Our chief areas of interest include drug policy reform, women in prison, racial injustice, the impact of incarceration on children and families, the problems associated with re-entry and stopping the practice of using private prisons in our state.

If you would like to be involved please go to our website and become a member.

Thursday, June 04, 2009

House GOP Wants To Cut Drug War

Wow....the things you hear said out loud these days.

When President Obama's drug czar declared an end to the war on drugs, Republicans were apparently listening closely.

House GOP leadership now wants to cash in the peace dividend.

Republican Leader John Boehner (Ohio) and Whip Eric Cantor (Va.) released a set of proposed budget cuts Thursday that included trimming $220 million from drug war spending over the next five years.

The duo propose eliminating the National Drug Intelligence Center, saving $44 million the first year and $220 million over five years, they say.

The NDIC "has been the subject of significant public debate recently because it unnecessarily duplicates the work of other agencies and its justification seems to have more to do with its powerful patron than its benefits to the taxpayer," the leadership team offers.

The NDIC referred a call to the Department of Justice, which did not immediately respond.

The Republicans don't spell out just who that patron might be, but let's piece it together: the center is located in Johnstown, a rural piece of Pennsylvania that may seem an odd place for a drug intelligence center.

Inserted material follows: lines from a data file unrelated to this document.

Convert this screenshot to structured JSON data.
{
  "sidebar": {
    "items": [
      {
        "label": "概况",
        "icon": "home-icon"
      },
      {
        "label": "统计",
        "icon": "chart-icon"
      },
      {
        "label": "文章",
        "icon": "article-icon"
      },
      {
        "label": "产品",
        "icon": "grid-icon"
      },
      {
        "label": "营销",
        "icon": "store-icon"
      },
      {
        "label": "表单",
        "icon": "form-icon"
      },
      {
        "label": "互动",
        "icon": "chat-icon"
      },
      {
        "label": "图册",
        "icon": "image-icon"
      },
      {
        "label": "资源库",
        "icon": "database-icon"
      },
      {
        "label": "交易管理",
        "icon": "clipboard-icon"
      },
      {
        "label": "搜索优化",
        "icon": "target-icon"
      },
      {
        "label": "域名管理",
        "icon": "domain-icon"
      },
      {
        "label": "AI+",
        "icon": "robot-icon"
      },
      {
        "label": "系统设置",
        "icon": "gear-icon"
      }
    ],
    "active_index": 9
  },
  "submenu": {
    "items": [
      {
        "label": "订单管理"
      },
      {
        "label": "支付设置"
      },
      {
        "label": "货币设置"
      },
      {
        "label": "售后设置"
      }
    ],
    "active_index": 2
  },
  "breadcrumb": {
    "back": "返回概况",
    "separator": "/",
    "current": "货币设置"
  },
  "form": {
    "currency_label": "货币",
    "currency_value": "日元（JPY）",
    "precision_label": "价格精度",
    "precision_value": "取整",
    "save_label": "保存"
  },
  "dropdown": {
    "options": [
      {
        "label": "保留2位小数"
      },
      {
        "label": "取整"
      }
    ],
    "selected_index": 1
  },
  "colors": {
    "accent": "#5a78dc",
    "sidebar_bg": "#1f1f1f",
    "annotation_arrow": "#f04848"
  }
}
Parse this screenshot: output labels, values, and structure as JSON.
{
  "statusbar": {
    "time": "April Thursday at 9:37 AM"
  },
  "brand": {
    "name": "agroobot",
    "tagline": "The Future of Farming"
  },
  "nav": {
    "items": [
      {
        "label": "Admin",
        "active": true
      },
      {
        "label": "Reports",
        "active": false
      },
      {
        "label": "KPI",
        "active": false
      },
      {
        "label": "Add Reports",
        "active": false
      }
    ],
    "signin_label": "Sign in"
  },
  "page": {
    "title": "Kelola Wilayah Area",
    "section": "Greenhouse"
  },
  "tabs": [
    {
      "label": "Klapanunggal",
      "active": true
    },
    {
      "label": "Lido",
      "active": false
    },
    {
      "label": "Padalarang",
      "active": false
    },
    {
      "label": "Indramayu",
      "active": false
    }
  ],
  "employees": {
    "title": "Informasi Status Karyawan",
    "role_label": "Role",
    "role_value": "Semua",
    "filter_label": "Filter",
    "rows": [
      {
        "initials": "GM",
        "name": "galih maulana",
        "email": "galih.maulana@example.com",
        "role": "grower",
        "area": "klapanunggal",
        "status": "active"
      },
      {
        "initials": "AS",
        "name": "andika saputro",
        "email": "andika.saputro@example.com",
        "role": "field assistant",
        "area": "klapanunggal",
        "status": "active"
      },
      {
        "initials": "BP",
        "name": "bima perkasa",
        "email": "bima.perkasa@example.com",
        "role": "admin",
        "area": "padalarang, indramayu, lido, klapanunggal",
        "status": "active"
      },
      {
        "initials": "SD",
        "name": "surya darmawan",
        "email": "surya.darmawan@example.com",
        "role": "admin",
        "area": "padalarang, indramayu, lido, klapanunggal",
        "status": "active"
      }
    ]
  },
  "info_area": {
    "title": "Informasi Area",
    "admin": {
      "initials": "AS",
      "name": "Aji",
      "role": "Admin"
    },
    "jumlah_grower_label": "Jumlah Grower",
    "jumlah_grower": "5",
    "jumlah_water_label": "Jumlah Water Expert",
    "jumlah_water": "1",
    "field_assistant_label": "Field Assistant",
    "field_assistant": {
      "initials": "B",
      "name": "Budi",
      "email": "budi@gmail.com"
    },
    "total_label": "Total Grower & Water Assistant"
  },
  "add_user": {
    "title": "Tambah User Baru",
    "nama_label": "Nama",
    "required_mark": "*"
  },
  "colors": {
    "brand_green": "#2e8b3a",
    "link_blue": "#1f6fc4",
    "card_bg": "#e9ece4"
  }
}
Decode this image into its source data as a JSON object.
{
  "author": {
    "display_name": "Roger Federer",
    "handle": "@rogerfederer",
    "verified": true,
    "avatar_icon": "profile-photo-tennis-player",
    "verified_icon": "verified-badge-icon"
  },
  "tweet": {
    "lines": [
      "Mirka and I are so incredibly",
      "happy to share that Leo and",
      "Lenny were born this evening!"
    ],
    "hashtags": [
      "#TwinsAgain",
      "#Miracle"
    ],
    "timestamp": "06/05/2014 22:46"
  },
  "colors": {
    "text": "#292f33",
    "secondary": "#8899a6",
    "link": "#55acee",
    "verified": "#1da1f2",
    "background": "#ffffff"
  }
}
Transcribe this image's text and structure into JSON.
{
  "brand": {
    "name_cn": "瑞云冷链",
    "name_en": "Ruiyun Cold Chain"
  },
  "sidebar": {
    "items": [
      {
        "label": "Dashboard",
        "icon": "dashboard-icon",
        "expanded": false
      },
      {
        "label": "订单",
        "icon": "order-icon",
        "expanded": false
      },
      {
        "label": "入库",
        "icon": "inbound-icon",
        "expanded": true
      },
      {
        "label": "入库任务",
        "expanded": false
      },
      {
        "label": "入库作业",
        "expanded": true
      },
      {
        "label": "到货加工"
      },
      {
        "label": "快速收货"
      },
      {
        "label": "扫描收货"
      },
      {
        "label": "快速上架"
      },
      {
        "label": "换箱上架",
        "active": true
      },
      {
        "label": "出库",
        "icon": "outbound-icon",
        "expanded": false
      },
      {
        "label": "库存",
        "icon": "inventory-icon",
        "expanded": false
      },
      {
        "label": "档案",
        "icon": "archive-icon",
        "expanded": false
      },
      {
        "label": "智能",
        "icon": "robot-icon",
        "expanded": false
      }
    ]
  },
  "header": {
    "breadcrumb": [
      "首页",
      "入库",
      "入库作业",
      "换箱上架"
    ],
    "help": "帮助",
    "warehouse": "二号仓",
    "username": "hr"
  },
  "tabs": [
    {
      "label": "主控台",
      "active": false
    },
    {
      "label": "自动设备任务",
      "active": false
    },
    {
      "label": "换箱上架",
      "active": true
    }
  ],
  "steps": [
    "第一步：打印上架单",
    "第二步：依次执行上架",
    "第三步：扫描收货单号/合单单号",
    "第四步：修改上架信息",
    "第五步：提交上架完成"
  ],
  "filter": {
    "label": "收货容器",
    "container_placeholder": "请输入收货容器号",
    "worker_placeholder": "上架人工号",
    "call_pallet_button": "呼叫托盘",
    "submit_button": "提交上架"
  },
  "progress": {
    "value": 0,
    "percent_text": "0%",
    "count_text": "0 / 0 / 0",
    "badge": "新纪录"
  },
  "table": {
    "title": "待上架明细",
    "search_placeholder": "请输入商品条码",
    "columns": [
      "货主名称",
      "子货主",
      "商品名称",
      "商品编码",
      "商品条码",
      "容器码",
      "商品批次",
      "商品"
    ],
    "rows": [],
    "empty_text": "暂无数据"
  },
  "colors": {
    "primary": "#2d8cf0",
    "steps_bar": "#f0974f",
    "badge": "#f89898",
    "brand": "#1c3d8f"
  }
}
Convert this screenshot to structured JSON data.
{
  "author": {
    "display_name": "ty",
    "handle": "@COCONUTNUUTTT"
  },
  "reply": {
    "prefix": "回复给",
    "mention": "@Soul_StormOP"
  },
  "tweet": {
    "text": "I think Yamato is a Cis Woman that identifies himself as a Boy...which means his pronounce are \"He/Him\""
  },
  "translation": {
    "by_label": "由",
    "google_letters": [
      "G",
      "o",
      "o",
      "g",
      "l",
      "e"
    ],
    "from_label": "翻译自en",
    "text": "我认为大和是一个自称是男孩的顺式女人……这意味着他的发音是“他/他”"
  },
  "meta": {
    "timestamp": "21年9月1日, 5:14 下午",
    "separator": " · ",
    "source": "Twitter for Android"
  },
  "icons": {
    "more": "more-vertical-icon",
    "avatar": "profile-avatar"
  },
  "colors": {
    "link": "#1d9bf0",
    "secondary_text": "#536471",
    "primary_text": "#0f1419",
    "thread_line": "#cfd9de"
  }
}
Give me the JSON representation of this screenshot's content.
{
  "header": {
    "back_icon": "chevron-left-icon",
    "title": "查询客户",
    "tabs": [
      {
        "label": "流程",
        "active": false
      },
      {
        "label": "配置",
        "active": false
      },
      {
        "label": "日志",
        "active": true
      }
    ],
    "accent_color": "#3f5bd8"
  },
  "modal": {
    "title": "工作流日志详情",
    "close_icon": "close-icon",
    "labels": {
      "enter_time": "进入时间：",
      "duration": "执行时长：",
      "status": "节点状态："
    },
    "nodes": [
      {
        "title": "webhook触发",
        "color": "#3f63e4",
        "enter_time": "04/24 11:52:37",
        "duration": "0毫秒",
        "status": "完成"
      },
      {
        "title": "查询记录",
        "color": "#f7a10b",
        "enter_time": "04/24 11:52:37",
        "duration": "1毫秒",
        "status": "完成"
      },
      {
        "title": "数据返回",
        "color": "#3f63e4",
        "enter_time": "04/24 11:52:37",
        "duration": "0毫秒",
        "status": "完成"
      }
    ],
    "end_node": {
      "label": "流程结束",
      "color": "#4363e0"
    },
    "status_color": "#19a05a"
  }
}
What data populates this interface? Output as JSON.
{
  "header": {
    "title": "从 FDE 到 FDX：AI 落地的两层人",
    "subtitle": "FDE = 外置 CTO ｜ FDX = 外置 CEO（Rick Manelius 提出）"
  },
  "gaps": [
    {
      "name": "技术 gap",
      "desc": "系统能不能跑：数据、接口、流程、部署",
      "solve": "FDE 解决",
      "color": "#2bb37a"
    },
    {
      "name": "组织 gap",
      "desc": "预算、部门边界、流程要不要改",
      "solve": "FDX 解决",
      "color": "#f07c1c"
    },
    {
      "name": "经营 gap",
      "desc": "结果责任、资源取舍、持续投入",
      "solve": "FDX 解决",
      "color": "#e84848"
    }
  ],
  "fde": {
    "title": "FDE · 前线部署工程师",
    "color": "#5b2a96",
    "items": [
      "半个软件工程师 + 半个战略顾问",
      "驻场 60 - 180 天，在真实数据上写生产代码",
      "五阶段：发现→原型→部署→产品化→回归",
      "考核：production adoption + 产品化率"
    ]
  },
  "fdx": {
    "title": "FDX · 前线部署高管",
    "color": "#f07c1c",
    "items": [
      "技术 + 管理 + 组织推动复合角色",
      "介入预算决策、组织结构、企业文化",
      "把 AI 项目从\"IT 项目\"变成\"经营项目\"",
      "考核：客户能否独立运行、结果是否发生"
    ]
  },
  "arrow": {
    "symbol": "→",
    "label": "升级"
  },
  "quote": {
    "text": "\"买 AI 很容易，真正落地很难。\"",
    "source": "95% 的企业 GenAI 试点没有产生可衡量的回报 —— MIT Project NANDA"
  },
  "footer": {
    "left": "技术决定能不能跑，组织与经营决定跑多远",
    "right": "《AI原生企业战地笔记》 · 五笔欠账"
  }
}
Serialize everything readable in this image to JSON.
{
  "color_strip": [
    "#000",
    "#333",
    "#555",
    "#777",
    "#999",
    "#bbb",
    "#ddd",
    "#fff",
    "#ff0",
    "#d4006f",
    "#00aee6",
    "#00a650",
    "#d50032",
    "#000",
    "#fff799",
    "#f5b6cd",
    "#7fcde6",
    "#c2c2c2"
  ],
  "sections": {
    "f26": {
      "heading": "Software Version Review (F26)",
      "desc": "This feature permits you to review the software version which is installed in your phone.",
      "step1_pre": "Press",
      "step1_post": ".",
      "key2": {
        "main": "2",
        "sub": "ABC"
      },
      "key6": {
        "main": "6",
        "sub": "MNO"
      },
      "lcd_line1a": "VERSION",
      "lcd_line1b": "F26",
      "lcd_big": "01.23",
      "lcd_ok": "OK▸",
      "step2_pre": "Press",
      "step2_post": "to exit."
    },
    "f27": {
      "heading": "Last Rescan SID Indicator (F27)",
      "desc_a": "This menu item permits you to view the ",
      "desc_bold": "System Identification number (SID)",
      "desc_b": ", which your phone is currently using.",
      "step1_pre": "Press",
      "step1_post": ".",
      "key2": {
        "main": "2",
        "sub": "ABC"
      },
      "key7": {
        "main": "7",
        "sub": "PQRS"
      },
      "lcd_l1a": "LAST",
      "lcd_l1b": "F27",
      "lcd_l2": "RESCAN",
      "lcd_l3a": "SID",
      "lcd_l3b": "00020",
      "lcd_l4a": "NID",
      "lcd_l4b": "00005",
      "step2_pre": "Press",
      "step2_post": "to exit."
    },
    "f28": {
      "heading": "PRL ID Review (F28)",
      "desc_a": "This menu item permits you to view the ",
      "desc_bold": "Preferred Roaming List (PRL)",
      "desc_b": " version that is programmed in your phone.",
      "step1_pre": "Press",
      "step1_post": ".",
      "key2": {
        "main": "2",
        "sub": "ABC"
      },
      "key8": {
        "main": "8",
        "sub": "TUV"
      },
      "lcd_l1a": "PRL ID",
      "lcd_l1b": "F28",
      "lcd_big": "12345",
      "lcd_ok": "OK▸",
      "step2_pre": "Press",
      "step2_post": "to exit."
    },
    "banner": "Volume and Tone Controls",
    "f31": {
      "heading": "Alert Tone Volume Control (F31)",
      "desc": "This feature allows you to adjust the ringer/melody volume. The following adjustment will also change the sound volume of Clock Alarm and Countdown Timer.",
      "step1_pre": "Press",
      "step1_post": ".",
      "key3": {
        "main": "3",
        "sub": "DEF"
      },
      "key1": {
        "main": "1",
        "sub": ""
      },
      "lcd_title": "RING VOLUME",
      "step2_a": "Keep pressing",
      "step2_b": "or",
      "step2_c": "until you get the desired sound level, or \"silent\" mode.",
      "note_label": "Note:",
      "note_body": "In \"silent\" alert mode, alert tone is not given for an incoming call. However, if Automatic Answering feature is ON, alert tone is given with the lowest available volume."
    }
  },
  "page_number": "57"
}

The area also happens to be represented by Democrat Jack Murtha, an appropriations subcommittee chairman who directs millions each year to government projects in his district. Currently at the center of a pay-for-pork scandal, Murtha is favorite target of Republicans and a close ally of House Speaker Nancy Pelosi (D-Calif.).

He's also an unabashed supporter of the earmark process and isn't backing down on the NDIC.

"I don't want to point out the obvious here, but for the past few years Republican's were opposed to the NDIC because it wasn't funded in the President's budget, yet this year they are opposed to the NDIC because the President recommended funding it. Make up your mind," said Murtha spokesman Matthew Mazonkey. "What gets lost in this Republican flip-flop distraction is the actual substance to their arguments, and that's because they have none. I don't think anyone is shocked to learn that Republicans haven't a clue what they are talking about when it comes to the NDIC."